“Their point guard (Cowen Olinger) he isn’t looking to shoot, he’s just looking to pass,” sophomore guard Joey Corder said. “I’m going to really help off on who Clay is guarding and some of the bigger players, move off screens. I’m not going to worry too much about my guy since he doesn’t shoot. I’ll still contain and contest so he doesn’t get the easy buckets.”
But, as stated throughout the tournament, the Trojans will not stray from what got them here. Defense, and lots of it. Triton is allowing just 43 points a game this season, but just 40 during the four playoff wins. The LCC offense averages 59 points per game. Who is going to budge?
“Defensively, that’s our main focus, we know we have to do that to beat the best teams in the state,” said junior Tanner Shepherd. “They like to get out and go, they like to attack. We just have to force them into our own pace and our game. Take them out of their stuff and make them take bad shots.”
Think its just Shepherd who has bought into the mentality?
“We really have to close out, contest, there is going to be a lot of movement on the floor,” said senior Seth Glingle. “I think what is something people overlook is that Clay does a lot of scoring, but people overlook our defense. That is what we work on every day. If we can do what has got us here, we hopefully should be able to shut down LCC.”
The Knights have quite the résumé this season, winning 10 games against non-1-A opponents, including against 3-A regional finalist Frankfort and 2012 3-A state champion Guerin Catholic. Lafayette Central Catholic is 30-7 in the state tournament under head coach Dave Barrett, who has won 148 in games in his eight years as skipper. LCC also have the luxury of playing two blocks from campus, just a short drive up Teal Road to 18th Street.
Triton head coach Jason Groves has been equally successful, winning 158 of the 199 games he has coached while in Bourbon, and is ironically also 30-7 in the IHSAA state tournament. The Trojans have also won 10 games against non-1-A teams and have rattled off 11 wins in a row, while the Knights are winners of its past 10 games.
What will it take to make game number 200 a happy one for Groves?
“It’s just the mental approach of confidence,” Groves said. “These kids have to realize they are prepared to play a basketball game where they have seen just about every situation. There really hasn’t been one situation we haven’t dealt with, and our kids are prepared for that. That confidence comes when the butterflies go away, they put away the fear and they go back to playing basketball like they always do.”
Tip-off of the Lafayette Central Catholic-Triton game is at 4 p.m., with the 4-A semi-state between Carmel (23-2) and Merrillville (22-3) to follow.

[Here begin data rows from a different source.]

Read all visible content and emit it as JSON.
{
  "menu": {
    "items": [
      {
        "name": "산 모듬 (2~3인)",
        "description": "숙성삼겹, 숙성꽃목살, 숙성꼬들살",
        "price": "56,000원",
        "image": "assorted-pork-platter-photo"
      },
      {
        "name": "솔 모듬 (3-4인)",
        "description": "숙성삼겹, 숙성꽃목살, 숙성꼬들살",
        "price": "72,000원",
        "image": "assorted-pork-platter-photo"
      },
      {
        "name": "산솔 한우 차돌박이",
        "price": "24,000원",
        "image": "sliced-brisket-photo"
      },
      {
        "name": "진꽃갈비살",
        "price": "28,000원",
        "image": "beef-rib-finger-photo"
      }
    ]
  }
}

The southern 1-A semi-state pits No. 10 Borden (22-3) versus unranked University (15-11) on Saturday at 4 p.m. at Seymour High School. The two 1-A winners will meet on Saturday, March 23 at Banker’s Life Fieldhouse in Indianapolis for the class championship at 10:30 a.m.